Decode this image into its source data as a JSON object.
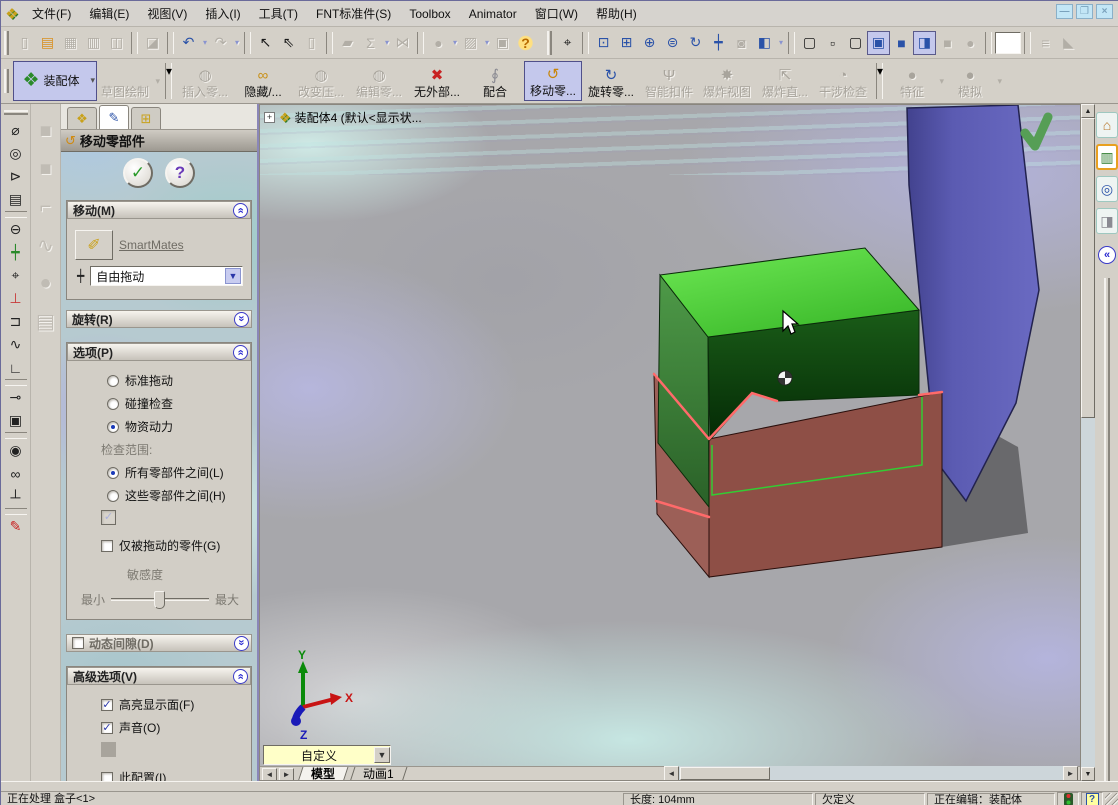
{
  "menu_bar": {
    "items": [
      {
        "name": "menu-file",
        "label": "文件(F)"
      },
      {
        "name": "menu-edit",
        "label": "编辑(E)"
      },
      {
        "name": "menu-view",
        "label": "视图(V)"
      },
      {
        "name": "menu-insert",
        "label": "插入(I)"
      },
      {
        "name": "menu-tools",
        "label": "工具(T)"
      },
      {
        "name": "menu-fnt-standard",
        "label": "FNT标准件(S)"
      },
      {
        "name": "menu-toolbox",
        "label": "Toolbox"
      },
      {
        "name": "menu-animator",
        "label": "Animator"
      },
      {
        "name": "menu-window",
        "label": "窗口(W)"
      },
      {
        "name": "menu-help",
        "label": "帮助(H)"
      }
    ]
  },
  "window_controls": {
    "minimize": "—",
    "restore": "❐",
    "close": "×"
  },
  "standard_toolbar": {
    "icons": [
      {
        "name": "new-document-icon",
        "glyph": "▯",
        "cls": "disabled"
      },
      {
        "name": "open-folder-icon",
        "glyph": "▤",
        "cls": "yellow"
      },
      {
        "name": "save-icon",
        "glyph": "▦",
        "cls": "disabled"
      },
      {
        "name": "print-icon",
        "glyph": "▥",
        "cls": "disabled"
      },
      {
        "name": "print-preview-icon",
        "glyph": "◫",
        "cls": "disabled"
      },
      {
        "name": "separator",
        "glyph": "",
        "cls": "sep"
      },
      {
        "name": "delete-icon",
        "glyph": "◪",
        "cls": "disabled"
      },
      {
        "name": "separator",
        "glyph": "",
        "cls": "sep"
      },
      {
        "name": "undo-icon",
        "glyph": "↶",
        "cls": "blue dd"
      },
      {
        "name": "redo-icon",
        "glyph": "↷",
        "cls": "disabled dd"
      },
      {
        "name": "separator",
        "glyph": "",
        "cls": "sep"
      },
      {
        "name": "select-icon",
        "glyph": "↖",
        "cls": "dark"
      },
      {
        "name": "selection-filter-icon",
        "glyph": "⇖",
        "cls": "dark"
      },
      {
        "name": "sketch-toggle-icon",
        "glyph": "▯",
        "cls": "disabled"
      },
      {
        "name": "separator",
        "glyph": "",
        "cls": "sep"
      },
      {
        "name": "rebuild-icon",
        "glyph": "▰",
        "cls": "disabled"
      },
      {
        "name": "equations-icon",
        "glyph": "Σ",
        "cls": "disabled dd"
      },
      {
        "name": "mirror-icon",
        "glyph": "⋈",
        "cls": "disabled"
      },
      {
        "name": "separator",
        "glyph": "",
        "cls": "sep"
      },
      {
        "name": "appearance-icon",
        "glyph": "●",
        "cls": "disabled dd"
      },
      {
        "name": "texture-icon",
        "glyph": "▨",
        "cls": "disabled dd"
      },
      {
        "name": "scene-icon",
        "glyph": "▣",
        "cls": "disabled"
      },
      {
        "name": "help-icon",
        "glyph": "?",
        "cls": "help"
      }
    ]
  },
  "view_toolbar": {
    "icons": [
      {
        "name": "viewport-select-icon",
        "glyph": "⌖",
        "cls": "dark"
      },
      {
        "name": "separator",
        "glyph": "",
        "cls": "sep"
      },
      {
        "name": "zoom-fit-icon",
        "glyph": "⊡",
        "cls": "blue"
      },
      {
        "name": "zoom-area-icon",
        "glyph": "⊞",
        "cls": "blue"
      },
      {
        "name": "zoom-in-out-icon",
        "glyph": "⊕",
        "cls": "blue"
      },
      {
        "name": "zoom-selection-icon",
        "glyph": "⊜",
        "cls": "blue"
      },
      {
        "name": "rotate-view-icon",
        "glyph": "↻",
        "cls": "blue"
      },
      {
        "name": "pan-icon",
        "glyph": "┿",
        "cls": "blue"
      },
      {
        "name": "previous-view-icon",
        "glyph": "◙",
        "cls": "disabled"
      },
      {
        "name": "view-orientation-icon",
        "glyph": "◧",
        "cls": "blue dd"
      },
      {
        "name": "separator",
        "glyph": "",
        "cls": "sep"
      },
      {
        "name": "wireframe-icon",
        "glyph": "▢",
        "cls": "dark"
      },
      {
        "name": "hidden-lines-visible-icon",
        "glyph": "▫",
        "cls": "dark"
      },
      {
        "name": "hidden-lines-removed-icon",
        "glyph": "▢",
        "cls": "dark"
      },
      {
        "name": "shaded-with-edges-icon",
        "glyph": "▣",
        "cls": "blue pressed"
      },
      {
        "name": "shaded-icon",
        "glyph": "■",
        "cls": "blue"
      },
      {
        "name": "perspective-icon",
        "glyph": "◨",
        "cls": "blue pressed"
      },
      {
        "name": "shadows-icon",
        "glyph": "■",
        "cls": "disabled"
      },
      {
        "name": "realview-icon",
        "glyph": "●",
        "cls": "disabled"
      },
      {
        "name": "separator",
        "glyph": "",
        "cls": "sep"
      },
      {
        "name": "empty-field",
        "glyph": "",
        "cls": "sunkenbox"
      },
      {
        "name": "separator",
        "glyph": "",
        "cls": "sep"
      },
      {
        "name": "animator-icon",
        "glyph": "≡",
        "cls": "disabled"
      },
      {
        "name": "capture-icon",
        "glyph": "◣",
        "cls": "disabled"
      }
    ]
  },
  "assembly_toolbar": {
    "buttons": [
      {
        "name": "assembly-button",
        "label": "装配体",
        "glyph": "❖",
        "color": "#2a8a2a",
        "cls": "pressed big dd"
      },
      {
        "name": "sketch-button",
        "label": "草图绘制",
        "glyph": "",
        "color": "",
        "cls": "disabled dd"
      },
      {
        "name": "separator",
        "label": "",
        "glyph": "",
        "cls": "sepv"
      },
      {
        "name": "insert-component-button",
        "label": "插入零...",
        "glyph": "◍",
        "color": "",
        "cls": "disabled"
      },
      {
        "name": "hide-show-component-button",
        "label": "隐藏/...",
        "glyph": "∞",
        "color": "#c89018",
        "cls": ""
      },
      {
        "name": "change-suppression-button",
        "label": "改变压...",
        "glyph": "◍",
        "color": "",
        "cls": "disabled"
      },
      {
        "name": "edit-component-button",
        "label": "编辑零...",
        "glyph": "◍",
        "color": "",
        "cls": "disabled"
      },
      {
        "name": "no-external-references-button",
        "label": "无外部...",
        "glyph": "✖",
        "color": "#c82222",
        "cls": ""
      },
      {
        "name": "mate-button",
        "label": "配合",
        "glyph": "∮",
        "color": "#8a8a92",
        "cls": ""
      },
      {
        "name": "move-component-button",
        "label": "移动零...",
        "glyph": "↺",
        "color": "#c8860a",
        "cls": "pressed"
      },
      {
        "name": "rotate-component-button",
        "label": "旋转零...",
        "glyph": "↻",
        "color": "#2a52a8",
        "cls": ""
      },
      {
        "name": "smart-fasteners-button",
        "label": "智能扣件",
        "glyph": "Ψ",
        "color": "",
        "cls": "disabled"
      },
      {
        "name": "exploded-view-button",
        "label": "爆炸视图",
        "glyph": "✸",
        "color": "",
        "cls": "disabled"
      },
      {
        "name": "explode-line-sketch-button",
        "label": "爆炸直...",
        "glyph": "⇱",
        "color": "",
        "cls": "disabled"
      },
      {
        "name": "interference-detection-button",
        "label": "干涉检查",
        "glyph": "◔",
        "color": "",
        "cls": "disabled"
      },
      {
        "name": "separator",
        "label": "",
        "glyph": "",
        "cls": "sepv"
      },
      {
        "name": "features-button",
        "label": "特征",
        "glyph": "●",
        "color": "",
        "cls": "disabled dd"
      },
      {
        "name": "simulation-button",
        "label": "模拟",
        "glyph": "●",
        "color": "",
        "cls": "disabled dd"
      }
    ]
  },
  "fastener_toolbar": {
    "icons": [
      {
        "name": "hex-bolt-icon",
        "glyph": "⌀",
        "color": "#222",
        "cls": ""
      },
      {
        "name": "nut-icon",
        "glyph": "◎",
        "color": "#222",
        "cls": ""
      },
      {
        "name": "screw-icon",
        "glyph": "⊳",
        "color": "#222",
        "cls": ""
      },
      {
        "name": "threaded-stud-icon",
        "glyph": "▤",
        "color": "#222",
        "cls": ""
      },
      {
        "name": "separator",
        "glyph": "",
        "color": "",
        "cls": "sep"
      },
      {
        "name": "washer-icon",
        "glyph": "⊖",
        "color": "#222",
        "cls": ""
      },
      {
        "name": "dowel-pin-icon",
        "glyph": "┿",
        "color": "#2a8a2a",
        "cls": ""
      },
      {
        "name": "pushpin-icon",
        "glyph": "⌖",
        "color": "#222",
        "cls": ""
      },
      {
        "name": "locating-pin-icon",
        "glyph": "⊥",
        "color": "#c83a3a",
        "cls": ""
      },
      {
        "name": "rivet-icon",
        "glyph": "⊐",
        "color": "#222",
        "cls": ""
      },
      {
        "name": "spring-icon",
        "glyph": "∿",
        "color": "#222",
        "cls": ""
      },
      {
        "name": "corner-bracket-icon",
        "glyph": "∟",
        "color": "#222",
        "cls": ""
      },
      {
        "name": "separator",
        "glyph": "",
        "color": "",
        "cls": "sep"
      },
      {
        "name": "small-bolt-icon",
        "glyph": "⊸",
        "color": "#222",
        "cls": ""
      },
      {
        "name": "bearing-mount-icon",
        "glyph": "▣",
        "color": "#222",
        "cls": ""
      },
      {
        "name": "separator",
        "glyph": "",
        "color": "",
        "cls": "sep"
      },
      {
        "name": "coil-icon",
        "glyph": "◉",
        "color": "#222",
        "cls": ""
      },
      {
        "name": "chain-link-icon",
        "glyph": "∞",
        "color": "#222",
        "cls": ""
      },
      {
        "name": "t-bolt-icon",
        "glyph": "┴",
        "color": "#222",
        "cls": ""
      },
      {
        "name": "separator",
        "glyph": "",
        "color": "",
        "cls": "sep"
      },
      {
        "name": "screwdriver-icon",
        "glyph": "✎",
        "color": "#c82222",
        "cls": ""
      }
    ]
  },
  "sketch_toolbar_disabled": {
    "icons": [
      {
        "name": "sketch-tool-icon",
        "glyph": "■",
        "cls": "disabled"
      },
      {
        "name": "sketch-tool-icon",
        "glyph": "■",
        "cls": "disabled"
      },
      {
        "name": "spline-tool-icon",
        "glyph": "⌐",
        "cls": "disabled"
      },
      {
        "name": "curve-tool-icon",
        "glyph": "∿",
        "cls": "disabled"
      },
      {
        "name": "ellipse-tool-icon",
        "glyph": "●",
        "cls": "disabled"
      },
      {
        "name": "pattern-tool-icon",
        "glyph": "▤",
        "cls": "disabled"
      }
    ]
  },
  "property_manager": {
    "title": "移动零部件",
    "move_group": {
      "label": "移动(M)",
      "smartmates_label": "SmartMates",
      "drag_value": "自由拖动"
    },
    "rotate_group": {
      "label": "旋转(R)"
    },
    "options_group": {
      "label": "选项(P)",
      "radio_standard": "标准拖动",
      "radio_collision": "碰撞检查",
      "radio_physical": "物资动力",
      "scope_label": "检查范围:",
      "radio_all_components": "所有零部件之间(L)",
      "radio_these_components": "这些零部件之间(H)",
      "check_dragged_only": "仅被拖动的零件(G)",
      "sensitivity_label": "敏感度",
      "min_label": "最小",
      "max_label": "最大"
    },
    "dynamic_group": {
      "label": "动态间隙(D)"
    },
    "advanced_group": {
      "label": "高级选项(V)",
      "check_highlight": "高亮显示面(F)",
      "check_sound": "声音(O)",
      "check_this_config": "此配置(I)"
    }
  },
  "viewport": {
    "tree_label": "装配体4 (默认<显示状...",
    "plus_glyph": "+",
    "combo_value": "自定义",
    "model_tab": "模型",
    "animation_tab": "动画1",
    "triad": {
      "x": "X",
      "y": "Y",
      "z": "Z"
    }
  },
  "task_pane": {
    "icons": [
      {
        "name": "solidworks-resources-icon",
        "glyph": "⌂",
        "color": "#b8762a",
        "cls": ""
      },
      {
        "name": "design-library-icon",
        "glyph": "▥",
        "color": "#2a7a2a",
        "cls": "selected"
      },
      {
        "name": "file-explorer-icon",
        "glyph": "◎",
        "color": "#2a52a8",
        "cls": ""
      },
      {
        "name": "drag-drop-palette-icon",
        "glyph": "◨",
        "color": "#8a8a92",
        "cls": ""
      }
    ],
    "collapse_glyph": "«"
  },
  "status_bar": {
    "processing": "正在处理 盒子<1>",
    "length": "长度: 104mm",
    "definition": "欠定义",
    "editing": "正在编辑：装配体"
  },
  "colors": {
    "lid_green_top": "#58da3e",
    "lid_green_front": "#073a08",
    "lid_green_left": "#3a7c38",
    "tray_brown_front": "#8e4f46",
    "tray_brown_left": "#9c5f57",
    "panel_purple": "#5b5bb2",
    "highlight_red": "#ff6a6a",
    "hidden_edge_green": "#33cc33",
    "selection_lavender": "#c4c8ec"
  }
}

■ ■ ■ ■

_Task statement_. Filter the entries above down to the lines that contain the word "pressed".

_Answer box_.
        "cls": "blue pressed"
        "cls": "blue pressed"
        "cls": "pressed big dd"
        "cls": "pressed"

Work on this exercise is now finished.